### [Prompt]
Without including any pictures, reproduce the full listing exactly.

### [Data listing]
━━━━━━━━━━━━━━━━━━━━━━━━━━━━━━

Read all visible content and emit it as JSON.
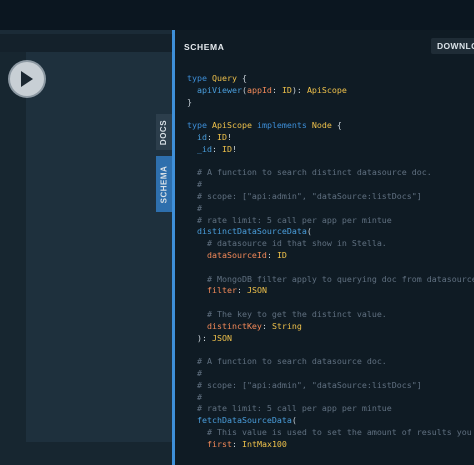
{
  "schema_panel": {
    "title": "SCHEMA",
    "download_label": "DOWNLO"
  },
  "tabs": {
    "docs": "DOCS",
    "schema": "SCHEMA"
  },
  "code_lines": [
    [
      [
        "kw",
        "type "
      ],
      [
        "ty",
        "Query"
      ],
      [
        "pn",
        " {"
      ]
    ],
    [
      [
        "fd",
        "  apiViewer"
      ],
      [
        "pn",
        "("
      ],
      [
        "ar",
        "appId"
      ],
      [
        "pn",
        ": "
      ],
      [
        "ty",
        "ID"
      ],
      [
        "pn",
        "): "
      ],
      [
        "ty",
        "ApiScope"
      ]
    ],
    [
      [
        "pn",
        "}"
      ]
    ],
    [],
    [
      [
        "kw",
        "type "
      ],
      [
        "ty",
        "ApiScope "
      ],
      [
        "kw",
        "implements "
      ],
      [
        "ty",
        "Node"
      ],
      [
        "pn",
        " {"
      ]
    ],
    [
      [
        "fd",
        "  id"
      ],
      [
        "pn",
        ": "
      ],
      [
        "ty",
        "ID"
      ],
      [
        "pn",
        "!"
      ]
    ],
    [
      [
        "fd",
        "  _id"
      ],
      [
        "pn",
        ": "
      ],
      [
        "ty",
        "ID"
      ],
      [
        "pn",
        "!"
      ]
    ],
    [],
    [
      [
        "cm",
        "  # A function to search distinct datasource doc."
      ]
    ],
    [
      [
        "cm",
        "  #"
      ]
    ],
    [
      [
        "cm",
        "  # scope: [\"api:admin\", \"dataSource:listDocs\"]"
      ]
    ],
    [
      [
        "cm",
        "  #"
      ]
    ],
    [
      [
        "cm",
        "  # rate limit: 5 call per app per mintue"
      ]
    ],
    [
      [
        "fd",
        "  distinctDataSourceData"
      ],
      [
        "pn",
        "("
      ]
    ],
    [
      [
        "cm",
        "    # datasource id that show in Stella."
      ]
    ],
    [
      [
        "ar",
        "    dataSourceId"
      ],
      [
        "pn",
        ": "
      ],
      [
        "ty",
        "ID"
      ]
    ],
    [],
    [
      [
        "cm",
        "    # MongoDB filter apply to querying doc from datasource."
      ]
    ],
    [
      [
        "ar",
        "    filter"
      ],
      [
        "pn",
        ": "
      ],
      [
        "ty",
        "JSON"
      ]
    ],
    [],
    [
      [
        "cm",
        "    # The key to get the distinct value."
      ]
    ],
    [
      [
        "ar",
        "    distinctKey"
      ],
      [
        "pn",
        ": "
      ],
      [
        "ty",
        "String"
      ]
    ],
    [
      [
        "pn",
        "  ): "
      ],
      [
        "ty",
        "JSON"
      ]
    ],
    [],
    [
      [
        "cm",
        "  # A function to search datasource doc."
      ]
    ],
    [
      [
        "cm",
        "  #"
      ]
    ],
    [
      [
        "cm",
        "  # scope: [\"api:admin\", \"dataSource:listDocs\"]"
      ]
    ],
    [
      [
        "cm",
        "  #"
      ]
    ],
    [
      [
        "cm",
        "  # rate limit: 5 call per app per mintue"
      ]
    ],
    [
      [
        "fd",
        "  fetchDataSourceData"
      ],
      [
        "pn",
        "("
      ]
    ],
    [
      [
        "cm",
        "    # This value is used to set the amount of results you get"
      ]
    ],
    [
      [
        "ar",
        "    first"
      ],
      [
        "pn",
        ": "
      ],
      [
        "ty",
        "IntMax100"
      ]
    ]
  ]
}
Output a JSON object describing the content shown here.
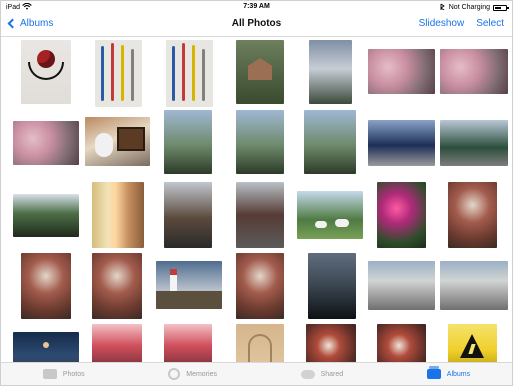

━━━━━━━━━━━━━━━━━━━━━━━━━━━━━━

### [Answer box]
Read all visible content and emit it as JSON.
{
  "schema_panel": {
    "title": "SCHEMA",
    "download_label": "DOWNLO"
  },
  "tabs": {
    "docs": "DOCS",
    "schema": "SCHEMA"
  },
  "code_lines": [
    [
      [
        "kw",
        "type "
      ],
      [
        "ty",
        "Query"
      ],
      [
        "pn",
        " {"
      ]
    ],
    [
      [
        "fd",
        "  apiViewer"
      ],
      [
        "pn",
        "("
      ],
      [
        "ar",
        "appId"
      ],
      [
        "pn",
        ": "
      ],
      [
        "ty",
        "ID"
      ],
      [
        "pn",
        "): "
      ],
      [
        "ty",
        "ApiScope"
      ]
    ],
    [
      [
        "pn",
        "}"
      ]
    ],
    [],
    [
      [
        "kw",
        "type "
      ],
      [
        "ty",
        "ApiScope "
      ],
      [
        "kw",
        "implements "
      ],
      [
        "ty",
        "Node"
      ],
      [
        "pn",
        " {"
      ]
    ],
    [
      [
        "fd",
        "  id"
      ],
      [
        "pn",
        ": "
      ],
      [
        "ty",
        "ID"
      ],
      [
        "pn",
        "!"
      ]
    ],
    [
      [
        "fd",
        "  _id"
      ],
      [
        "pn",
        ": "
      ],
      [
        "ty",
        "ID"
      ],
      [
        "pn",
        "!"
      ]
    ],
    [],
    [
      [
        "cm",
        "  # A function to search distinct datasource doc."
      ]
    ],
    [
      [
        "cm",
        "  #"
      ]
    ],
    [
      [
        "cm",
        "  # scope: [\"api:admin\", \"dataSource:listDocs\"]"
      ]
    ],
    [
      [
        "cm",
        "  #"
      ]
    ],
    [
      [
        "cm",
        "  # rate limit: 5 call per app per mintue"
      ]
    ],
    [
      [
        "fd",
        "  distinctDataSourceData"
      ],
      [
        "pn",
        "("
      ]
    ],
    [
      [
        "cm",
        "    # datasource id that show in Stella."
      ]
    ],
    [
      [
        "ar",
        "    dataSourceId"
      ],
      [
        "pn",
        ": "
      ],
      [
        "ty",
        "ID"
      ]
    ],
    [],
    [
      [
        "cm",
        "    # MongoDB filter apply to querying doc from datasource."
      ]
    ],
    [
      [
        "ar",
        "    filter"
      ],
      [
        "pn",
        ": "
      ],
      [
        "ty",
        "JSON"
      ]
    ],
    [],
    [
      [
        "cm",
        "    # The key to get the distinct value."
      ]
    ],
    [
      [
        "ar",
        "    distinctKey"
      ],
      [
        "pn",
        ": "
      ],
      [
        "ty",
        "String"
      ]
    ],
    [
      [
        "pn",
        "  ): "
      ],
      [
        "ty",
        "JSON"
      ]
    ],
    [],
    [
      [
        "cm",
        "  # A function to search datasource doc."
      ]
    ],
    [
      [
        "cm",
        "  #"
      ]
    ],
    [
      [
        "cm",
        "  # scope: [\"api:admin\", \"dataSource:listDocs\"]"
      ]
    ],
    [
      [
        "cm",
        "  #"
      ]
    ],
    [
      [
        "cm",
        "  # rate limit: 5 call per app per mintue"
      ]
    ],
    [
      [
        "fd",
        "  fetchDataSourceData"
      ],
      [
        "pn",
        "("
      ]
    ],
    [
      [
        "cm",
        "    # This value is used to set the amount of results you get"
      ]
    ],
    [
      [
        "ar",
        "    first"
      ],
      [
        "pn",
        ": "
      ],
      [
        "ty",
        "IntMax100"
      ]
    ]
  ]
}
Output a JSON object describing the content shown here.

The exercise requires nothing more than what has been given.